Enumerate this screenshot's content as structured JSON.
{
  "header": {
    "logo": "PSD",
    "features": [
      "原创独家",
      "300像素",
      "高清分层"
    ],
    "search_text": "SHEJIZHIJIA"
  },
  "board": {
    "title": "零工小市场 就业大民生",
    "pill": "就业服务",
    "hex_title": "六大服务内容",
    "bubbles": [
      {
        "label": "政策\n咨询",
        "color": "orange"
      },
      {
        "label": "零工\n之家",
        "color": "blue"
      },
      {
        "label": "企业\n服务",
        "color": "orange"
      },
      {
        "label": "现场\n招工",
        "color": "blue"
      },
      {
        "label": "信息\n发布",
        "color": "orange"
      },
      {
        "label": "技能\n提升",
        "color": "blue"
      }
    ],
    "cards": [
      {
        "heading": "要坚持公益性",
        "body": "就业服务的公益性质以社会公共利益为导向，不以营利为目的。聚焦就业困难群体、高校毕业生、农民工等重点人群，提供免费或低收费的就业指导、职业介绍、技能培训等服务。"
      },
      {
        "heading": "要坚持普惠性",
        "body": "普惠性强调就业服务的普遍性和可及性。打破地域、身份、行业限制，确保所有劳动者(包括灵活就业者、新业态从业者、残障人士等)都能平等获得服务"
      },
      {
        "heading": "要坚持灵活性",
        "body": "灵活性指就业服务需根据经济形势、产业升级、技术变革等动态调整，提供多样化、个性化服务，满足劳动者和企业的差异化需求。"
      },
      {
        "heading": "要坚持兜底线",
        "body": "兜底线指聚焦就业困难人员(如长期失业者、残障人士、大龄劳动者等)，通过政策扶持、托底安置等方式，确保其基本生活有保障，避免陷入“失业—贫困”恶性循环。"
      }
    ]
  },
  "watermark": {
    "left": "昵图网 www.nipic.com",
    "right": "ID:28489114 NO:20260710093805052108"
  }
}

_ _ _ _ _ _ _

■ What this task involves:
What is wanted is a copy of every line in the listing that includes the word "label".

■ Result of the exercise:
        "label": "政策\n咨询",
        "label": "零工\n之家",
        "label": "企业\n服务",
        "label": "现场\n招工",
        "label": "信息\n发布",
        "label": "技能\n提升",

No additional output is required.